Empathic: Supports the speaker and learns from others’ experiences; listens without being judgmental.
Comprehensive: Understands relationships among ideas; listens to make sense of and to organize information.
Discerning: Listens to comprehend the message and determine significant details; listens for complete information.
Evaluative: Listens to make a decision—to accept or reject—based on information given.
If facilitators know their own listening approaches and have a general knowledge of all listening approaches, they can make adjustments, identify, and minimize listening problems. They can learn to hear it all.
Now that we have familiarized ourselves with how not to listen, here are some things we can do, as Sabbath School facilitators, to maximize our listening potential and get the fullest understanding of what our members are telling us:
- Focus on what is being said: Avoid distractions, such as flipping through the pages of a book (Bible or Sabbath School Quarterly included!). Be totally involved in what the member is saying, but don’t let your emotions make you hear what you want to hear and not what is actually being said.
- Make eye contact: Concentrate on the person who is talking. Let him/her know that you are keying in on the content of the message. In addition to the eye contact, use positive body signals—for example, leaning forward, nodding, or smiling—to show interest.
- Keep your own ego out of it: Don’t think you know everything or have all the answers. Avoid finishing a speaker’s thoughts or interrupting in the middle of a thought. People really want to be understood, to have their opinions, feelings, and experiences validated.
- Ask questions: This lets the speaker know that you are really listening, that you truly want to hear what he/she is saying. This is where the active part of listening kicks in. Open-ended questions yield the best results, requiring the speaker to be more specific and to give more detail. Use words and phrases such as: “Why?”; “Could you explain that?”; “How did that happen?”
- Paraphrase the information:When a person has finished speaking, wait a moment; then, to make certain that you understand what was said, rephrase it. Use such phrases as “So what you’re thinking is . . .”; “Do I understand that . . . ?”; “So what you’re saying is . . .”; “Could you give me an example of . . . ?” (qtd. from Joan Svoboda). This way, the speaker will know that you do understand.

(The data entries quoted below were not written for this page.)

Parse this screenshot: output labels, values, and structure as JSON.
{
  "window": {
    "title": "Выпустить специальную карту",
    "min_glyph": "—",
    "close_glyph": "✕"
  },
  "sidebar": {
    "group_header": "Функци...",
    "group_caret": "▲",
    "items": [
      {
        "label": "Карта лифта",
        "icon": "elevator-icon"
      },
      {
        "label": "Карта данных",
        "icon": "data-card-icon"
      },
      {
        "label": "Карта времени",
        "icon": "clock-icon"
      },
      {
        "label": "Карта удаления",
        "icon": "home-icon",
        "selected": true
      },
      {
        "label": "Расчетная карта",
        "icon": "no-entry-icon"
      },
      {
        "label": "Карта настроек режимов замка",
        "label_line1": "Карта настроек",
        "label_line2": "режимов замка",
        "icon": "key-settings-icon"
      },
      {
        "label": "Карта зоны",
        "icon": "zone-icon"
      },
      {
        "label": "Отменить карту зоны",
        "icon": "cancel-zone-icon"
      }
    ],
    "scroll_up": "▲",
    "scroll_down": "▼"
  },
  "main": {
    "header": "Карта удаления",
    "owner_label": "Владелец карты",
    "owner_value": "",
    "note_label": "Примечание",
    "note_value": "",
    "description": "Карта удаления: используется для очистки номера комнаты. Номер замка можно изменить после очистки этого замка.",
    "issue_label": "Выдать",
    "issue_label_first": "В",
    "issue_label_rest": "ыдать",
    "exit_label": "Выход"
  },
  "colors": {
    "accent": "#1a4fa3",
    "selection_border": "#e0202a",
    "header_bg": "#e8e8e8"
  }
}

This also gives him/her a chance to possibly clarify a point or points.
- Do not be judgmental: Be open, but don’t criticize or shame the speaker. Doing so could erode his/her sense of safety in talking with you in the first place.
- Empathize: Show your Christian love and compassion. Put yourself in the speaker’s position and imagine his/her experience. Totally focus on one of God’s children who is sharing his/her joy or hurt.
- Talk less: Do more listening than talking; never finish a speaker’s sentences or interrupt to interject your own comments. Just be patient and be silent.
Above all, remember that it’s not the words that count. It’s the people—the members—who are most important. They are the ones with whom the Lord has entrusted you to help lead them into a closer walk with Him. In fact, as you listen to your members, both in a church setting and outside of the church walls, you are representing Christ. You certainly can follow His example:
“The Lord is in active communication with every part of His vast dominions. He is represented as bending toward the earth and its inhabitants. He is listening to every word that is uttered. He hears every groan; He listens to every prayer . . .” (Ellen White, My Life Today, p. 292, italics supplied).
Jesus hears it all. And at your optimum level of communication, you can hear all that’s humanly possible. You can hear it all.
Dorothy J. Patterson
© 2014 General Conference of Seventh-day Adventists
- What is your personal listening approach or combination of listening approaches?
- How can you become a more active listener?
- How can you, as a facilitator, use knowledge of your own listening approach(es) to make your members more comfortable sharing with other class members and with you on a personal level?
- What can you do to encourage better listening skills among your class members?